How to complete this task: Where in the listing does the string "channel" appear? Copy every line that holds it.

Source data:
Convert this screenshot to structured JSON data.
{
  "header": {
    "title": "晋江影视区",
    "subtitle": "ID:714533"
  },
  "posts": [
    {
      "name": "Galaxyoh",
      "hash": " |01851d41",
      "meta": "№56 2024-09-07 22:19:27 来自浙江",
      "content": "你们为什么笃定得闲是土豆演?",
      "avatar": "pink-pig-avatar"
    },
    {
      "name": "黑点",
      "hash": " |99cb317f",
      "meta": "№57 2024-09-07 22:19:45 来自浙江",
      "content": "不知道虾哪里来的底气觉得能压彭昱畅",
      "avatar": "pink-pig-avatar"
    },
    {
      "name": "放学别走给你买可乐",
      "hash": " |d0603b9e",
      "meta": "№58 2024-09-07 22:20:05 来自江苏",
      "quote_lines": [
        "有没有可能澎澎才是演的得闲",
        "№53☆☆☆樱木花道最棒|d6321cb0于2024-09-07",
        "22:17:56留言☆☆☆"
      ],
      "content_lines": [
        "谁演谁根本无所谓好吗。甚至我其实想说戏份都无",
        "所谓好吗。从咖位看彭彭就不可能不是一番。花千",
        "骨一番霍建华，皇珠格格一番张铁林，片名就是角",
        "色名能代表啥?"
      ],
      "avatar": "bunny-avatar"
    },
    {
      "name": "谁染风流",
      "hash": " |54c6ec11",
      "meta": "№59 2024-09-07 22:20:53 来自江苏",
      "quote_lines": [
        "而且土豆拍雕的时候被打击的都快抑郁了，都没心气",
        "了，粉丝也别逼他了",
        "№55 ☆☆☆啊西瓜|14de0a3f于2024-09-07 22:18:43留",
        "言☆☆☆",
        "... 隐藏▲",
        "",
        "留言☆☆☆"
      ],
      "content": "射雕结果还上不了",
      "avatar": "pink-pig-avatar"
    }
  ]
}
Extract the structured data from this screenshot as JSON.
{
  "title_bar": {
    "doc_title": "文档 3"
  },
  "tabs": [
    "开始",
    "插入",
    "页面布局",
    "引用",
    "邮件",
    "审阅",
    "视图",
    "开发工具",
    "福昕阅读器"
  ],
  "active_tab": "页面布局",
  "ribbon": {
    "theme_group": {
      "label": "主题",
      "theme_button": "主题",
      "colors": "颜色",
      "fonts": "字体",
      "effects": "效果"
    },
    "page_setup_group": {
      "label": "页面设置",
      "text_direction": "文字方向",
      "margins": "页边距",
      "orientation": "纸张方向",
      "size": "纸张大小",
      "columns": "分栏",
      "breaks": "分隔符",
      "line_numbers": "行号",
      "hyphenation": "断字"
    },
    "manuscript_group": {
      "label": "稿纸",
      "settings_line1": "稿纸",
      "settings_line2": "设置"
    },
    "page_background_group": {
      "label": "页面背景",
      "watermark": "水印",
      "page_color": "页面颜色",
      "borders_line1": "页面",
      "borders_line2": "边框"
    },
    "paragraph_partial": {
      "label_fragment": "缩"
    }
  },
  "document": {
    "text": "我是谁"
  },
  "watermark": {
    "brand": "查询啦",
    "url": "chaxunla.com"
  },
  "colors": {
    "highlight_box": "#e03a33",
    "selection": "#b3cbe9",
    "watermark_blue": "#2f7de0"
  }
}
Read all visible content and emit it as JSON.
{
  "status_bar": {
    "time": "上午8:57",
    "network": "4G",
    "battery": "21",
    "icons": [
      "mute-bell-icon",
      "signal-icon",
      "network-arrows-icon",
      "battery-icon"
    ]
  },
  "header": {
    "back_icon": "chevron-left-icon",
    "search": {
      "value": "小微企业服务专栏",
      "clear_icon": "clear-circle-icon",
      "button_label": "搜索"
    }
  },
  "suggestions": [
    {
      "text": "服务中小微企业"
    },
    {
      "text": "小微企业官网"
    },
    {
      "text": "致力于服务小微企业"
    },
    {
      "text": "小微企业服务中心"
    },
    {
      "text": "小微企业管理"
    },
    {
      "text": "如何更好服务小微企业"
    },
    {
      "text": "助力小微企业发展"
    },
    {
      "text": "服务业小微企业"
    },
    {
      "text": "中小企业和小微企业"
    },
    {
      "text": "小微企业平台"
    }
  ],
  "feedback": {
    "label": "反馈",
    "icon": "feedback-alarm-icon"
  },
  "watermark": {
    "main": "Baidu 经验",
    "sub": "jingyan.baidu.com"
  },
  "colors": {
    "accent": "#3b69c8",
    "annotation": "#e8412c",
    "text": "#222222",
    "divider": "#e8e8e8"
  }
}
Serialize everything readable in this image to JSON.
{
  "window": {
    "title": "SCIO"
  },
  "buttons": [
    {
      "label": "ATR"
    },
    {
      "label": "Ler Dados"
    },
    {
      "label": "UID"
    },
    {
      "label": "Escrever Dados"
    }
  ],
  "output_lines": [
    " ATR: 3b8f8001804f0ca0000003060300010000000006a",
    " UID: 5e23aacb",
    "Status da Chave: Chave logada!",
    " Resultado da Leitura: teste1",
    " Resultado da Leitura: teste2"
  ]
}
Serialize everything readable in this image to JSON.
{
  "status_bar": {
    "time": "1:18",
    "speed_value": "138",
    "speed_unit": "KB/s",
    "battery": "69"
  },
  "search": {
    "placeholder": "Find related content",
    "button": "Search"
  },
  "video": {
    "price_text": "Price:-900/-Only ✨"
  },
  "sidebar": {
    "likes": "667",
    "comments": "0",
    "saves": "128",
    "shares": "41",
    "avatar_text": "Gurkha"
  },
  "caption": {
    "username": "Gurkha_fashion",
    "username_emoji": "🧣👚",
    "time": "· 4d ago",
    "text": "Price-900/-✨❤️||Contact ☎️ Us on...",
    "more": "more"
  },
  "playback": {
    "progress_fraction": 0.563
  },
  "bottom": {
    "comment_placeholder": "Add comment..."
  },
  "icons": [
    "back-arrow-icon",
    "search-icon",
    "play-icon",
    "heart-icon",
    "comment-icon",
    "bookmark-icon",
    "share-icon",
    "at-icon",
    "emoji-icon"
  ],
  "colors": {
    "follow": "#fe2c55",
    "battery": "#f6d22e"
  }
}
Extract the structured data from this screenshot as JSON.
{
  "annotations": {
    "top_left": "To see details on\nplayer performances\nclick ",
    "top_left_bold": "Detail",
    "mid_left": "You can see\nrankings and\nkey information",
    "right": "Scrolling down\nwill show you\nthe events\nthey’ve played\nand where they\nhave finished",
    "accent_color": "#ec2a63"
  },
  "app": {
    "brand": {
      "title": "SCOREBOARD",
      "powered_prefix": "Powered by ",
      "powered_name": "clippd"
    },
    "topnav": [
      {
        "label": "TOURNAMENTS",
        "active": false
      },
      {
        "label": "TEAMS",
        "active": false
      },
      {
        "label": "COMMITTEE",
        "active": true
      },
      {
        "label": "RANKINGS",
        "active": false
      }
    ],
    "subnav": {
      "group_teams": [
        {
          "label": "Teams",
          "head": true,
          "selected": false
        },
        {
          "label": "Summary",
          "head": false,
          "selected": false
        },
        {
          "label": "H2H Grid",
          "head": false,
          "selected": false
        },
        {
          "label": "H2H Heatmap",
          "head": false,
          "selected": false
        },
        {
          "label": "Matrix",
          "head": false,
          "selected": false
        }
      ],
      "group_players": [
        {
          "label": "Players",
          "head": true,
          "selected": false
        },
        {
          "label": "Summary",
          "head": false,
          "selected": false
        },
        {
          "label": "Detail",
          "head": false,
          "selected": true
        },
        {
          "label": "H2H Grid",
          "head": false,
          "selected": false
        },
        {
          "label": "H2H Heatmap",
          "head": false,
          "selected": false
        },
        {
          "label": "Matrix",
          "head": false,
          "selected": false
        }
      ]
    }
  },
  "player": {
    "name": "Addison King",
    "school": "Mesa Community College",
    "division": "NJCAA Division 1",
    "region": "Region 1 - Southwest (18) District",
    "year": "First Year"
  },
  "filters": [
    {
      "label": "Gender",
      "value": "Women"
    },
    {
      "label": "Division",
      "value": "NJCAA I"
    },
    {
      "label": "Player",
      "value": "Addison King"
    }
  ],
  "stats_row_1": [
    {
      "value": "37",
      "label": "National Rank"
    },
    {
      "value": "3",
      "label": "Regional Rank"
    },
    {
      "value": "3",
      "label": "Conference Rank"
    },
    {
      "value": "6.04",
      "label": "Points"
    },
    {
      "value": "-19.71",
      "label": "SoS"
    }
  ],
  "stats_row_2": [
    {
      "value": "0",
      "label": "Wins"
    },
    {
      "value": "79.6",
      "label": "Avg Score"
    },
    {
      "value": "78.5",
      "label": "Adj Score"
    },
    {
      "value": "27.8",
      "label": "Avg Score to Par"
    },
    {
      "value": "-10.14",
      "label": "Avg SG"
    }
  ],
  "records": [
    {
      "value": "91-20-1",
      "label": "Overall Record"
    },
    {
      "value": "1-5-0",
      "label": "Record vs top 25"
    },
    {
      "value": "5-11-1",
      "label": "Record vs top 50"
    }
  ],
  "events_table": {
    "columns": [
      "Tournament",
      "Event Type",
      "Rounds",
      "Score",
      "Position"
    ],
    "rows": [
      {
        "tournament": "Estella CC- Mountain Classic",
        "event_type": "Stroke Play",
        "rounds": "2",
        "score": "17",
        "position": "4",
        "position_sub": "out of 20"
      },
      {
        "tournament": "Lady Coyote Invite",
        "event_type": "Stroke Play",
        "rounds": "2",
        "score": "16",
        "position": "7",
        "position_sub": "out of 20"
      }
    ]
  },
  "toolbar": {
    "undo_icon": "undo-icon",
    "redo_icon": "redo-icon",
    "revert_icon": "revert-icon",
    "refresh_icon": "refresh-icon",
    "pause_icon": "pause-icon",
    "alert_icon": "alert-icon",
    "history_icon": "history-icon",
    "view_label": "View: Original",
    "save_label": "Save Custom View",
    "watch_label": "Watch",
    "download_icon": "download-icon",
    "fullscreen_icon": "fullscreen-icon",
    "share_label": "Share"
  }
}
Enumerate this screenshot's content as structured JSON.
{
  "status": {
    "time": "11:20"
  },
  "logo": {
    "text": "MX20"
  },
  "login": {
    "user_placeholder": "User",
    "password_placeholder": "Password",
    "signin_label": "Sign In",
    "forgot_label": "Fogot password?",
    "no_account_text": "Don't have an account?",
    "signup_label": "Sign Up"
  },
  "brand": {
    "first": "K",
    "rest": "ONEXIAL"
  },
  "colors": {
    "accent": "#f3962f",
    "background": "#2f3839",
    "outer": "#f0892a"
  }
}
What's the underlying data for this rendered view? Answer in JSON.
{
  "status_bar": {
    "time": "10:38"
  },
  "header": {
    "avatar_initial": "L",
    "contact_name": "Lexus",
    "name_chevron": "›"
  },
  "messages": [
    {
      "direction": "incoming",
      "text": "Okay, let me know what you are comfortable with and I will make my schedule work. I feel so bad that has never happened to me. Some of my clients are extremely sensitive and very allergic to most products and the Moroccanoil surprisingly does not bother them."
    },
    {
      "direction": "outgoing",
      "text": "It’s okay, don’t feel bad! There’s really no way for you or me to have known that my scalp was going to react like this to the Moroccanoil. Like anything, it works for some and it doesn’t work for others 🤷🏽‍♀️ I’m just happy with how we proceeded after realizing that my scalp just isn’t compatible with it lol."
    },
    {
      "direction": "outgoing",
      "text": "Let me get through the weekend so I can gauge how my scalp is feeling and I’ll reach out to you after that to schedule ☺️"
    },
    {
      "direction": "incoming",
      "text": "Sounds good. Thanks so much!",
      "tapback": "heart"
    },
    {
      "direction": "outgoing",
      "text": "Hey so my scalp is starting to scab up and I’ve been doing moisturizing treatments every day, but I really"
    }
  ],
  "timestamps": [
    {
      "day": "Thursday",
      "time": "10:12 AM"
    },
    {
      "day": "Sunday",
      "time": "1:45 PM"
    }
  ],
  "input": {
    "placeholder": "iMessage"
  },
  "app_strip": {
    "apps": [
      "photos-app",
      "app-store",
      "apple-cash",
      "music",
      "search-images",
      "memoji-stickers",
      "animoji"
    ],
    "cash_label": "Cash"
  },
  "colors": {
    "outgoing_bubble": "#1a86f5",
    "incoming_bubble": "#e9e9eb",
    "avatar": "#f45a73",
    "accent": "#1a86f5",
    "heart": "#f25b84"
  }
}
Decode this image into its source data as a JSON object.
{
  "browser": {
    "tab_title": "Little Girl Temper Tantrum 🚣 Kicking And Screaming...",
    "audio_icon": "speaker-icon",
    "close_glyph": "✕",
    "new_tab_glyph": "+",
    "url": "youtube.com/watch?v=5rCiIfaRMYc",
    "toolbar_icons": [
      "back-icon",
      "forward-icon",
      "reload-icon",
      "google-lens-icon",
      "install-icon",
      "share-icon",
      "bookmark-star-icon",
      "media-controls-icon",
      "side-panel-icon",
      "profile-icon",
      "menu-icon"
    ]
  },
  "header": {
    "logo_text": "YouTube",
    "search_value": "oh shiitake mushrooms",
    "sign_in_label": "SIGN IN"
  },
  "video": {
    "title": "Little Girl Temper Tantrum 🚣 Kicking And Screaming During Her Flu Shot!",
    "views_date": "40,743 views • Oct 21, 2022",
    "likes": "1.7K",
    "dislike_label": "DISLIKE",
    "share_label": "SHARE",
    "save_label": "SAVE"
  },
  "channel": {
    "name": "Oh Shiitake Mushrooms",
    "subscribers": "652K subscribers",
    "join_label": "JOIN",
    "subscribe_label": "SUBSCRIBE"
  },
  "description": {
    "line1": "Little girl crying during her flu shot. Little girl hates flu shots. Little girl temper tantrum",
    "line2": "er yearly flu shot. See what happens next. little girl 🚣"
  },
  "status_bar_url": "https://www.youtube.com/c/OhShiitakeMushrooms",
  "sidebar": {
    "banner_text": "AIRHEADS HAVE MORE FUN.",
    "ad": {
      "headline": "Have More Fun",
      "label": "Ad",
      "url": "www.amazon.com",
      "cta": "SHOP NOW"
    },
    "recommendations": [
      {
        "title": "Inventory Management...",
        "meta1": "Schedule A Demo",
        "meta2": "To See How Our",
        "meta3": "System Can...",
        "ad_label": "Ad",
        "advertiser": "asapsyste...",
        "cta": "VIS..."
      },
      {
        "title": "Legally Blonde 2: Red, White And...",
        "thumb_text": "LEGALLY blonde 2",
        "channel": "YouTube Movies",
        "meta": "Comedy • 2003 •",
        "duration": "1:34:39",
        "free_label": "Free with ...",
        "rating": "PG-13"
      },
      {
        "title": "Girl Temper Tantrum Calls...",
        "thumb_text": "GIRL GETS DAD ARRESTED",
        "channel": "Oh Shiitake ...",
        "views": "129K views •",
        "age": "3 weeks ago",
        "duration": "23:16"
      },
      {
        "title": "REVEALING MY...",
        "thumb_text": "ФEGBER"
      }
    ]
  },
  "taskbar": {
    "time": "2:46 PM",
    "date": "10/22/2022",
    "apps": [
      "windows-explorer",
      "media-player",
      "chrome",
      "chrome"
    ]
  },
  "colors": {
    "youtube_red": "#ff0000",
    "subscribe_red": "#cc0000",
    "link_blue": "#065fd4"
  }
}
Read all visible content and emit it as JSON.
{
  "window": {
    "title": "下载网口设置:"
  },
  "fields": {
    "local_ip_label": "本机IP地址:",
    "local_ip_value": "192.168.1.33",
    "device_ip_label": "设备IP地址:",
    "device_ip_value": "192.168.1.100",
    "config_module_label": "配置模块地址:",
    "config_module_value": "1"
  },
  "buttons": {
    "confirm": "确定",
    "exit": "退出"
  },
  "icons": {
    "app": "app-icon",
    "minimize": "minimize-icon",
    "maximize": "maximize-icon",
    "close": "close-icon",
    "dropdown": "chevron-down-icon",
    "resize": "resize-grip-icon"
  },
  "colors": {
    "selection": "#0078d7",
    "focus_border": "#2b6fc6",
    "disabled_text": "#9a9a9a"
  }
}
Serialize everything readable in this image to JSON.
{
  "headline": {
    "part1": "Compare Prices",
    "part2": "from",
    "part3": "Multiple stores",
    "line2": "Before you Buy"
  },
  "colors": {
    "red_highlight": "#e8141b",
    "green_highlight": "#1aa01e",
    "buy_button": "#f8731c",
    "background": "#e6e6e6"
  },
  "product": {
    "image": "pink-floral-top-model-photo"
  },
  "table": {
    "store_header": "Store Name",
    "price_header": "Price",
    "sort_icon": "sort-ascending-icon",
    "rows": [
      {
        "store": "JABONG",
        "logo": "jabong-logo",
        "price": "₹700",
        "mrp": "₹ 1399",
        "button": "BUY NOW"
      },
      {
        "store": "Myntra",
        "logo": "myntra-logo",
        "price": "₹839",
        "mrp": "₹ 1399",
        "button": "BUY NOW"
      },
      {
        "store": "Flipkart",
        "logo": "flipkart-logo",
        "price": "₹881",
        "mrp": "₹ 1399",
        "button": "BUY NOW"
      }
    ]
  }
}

Problem solution:
  "channel": {
        "channel": "YouTube Movies",
        "channel": "Oh Shiitake ...",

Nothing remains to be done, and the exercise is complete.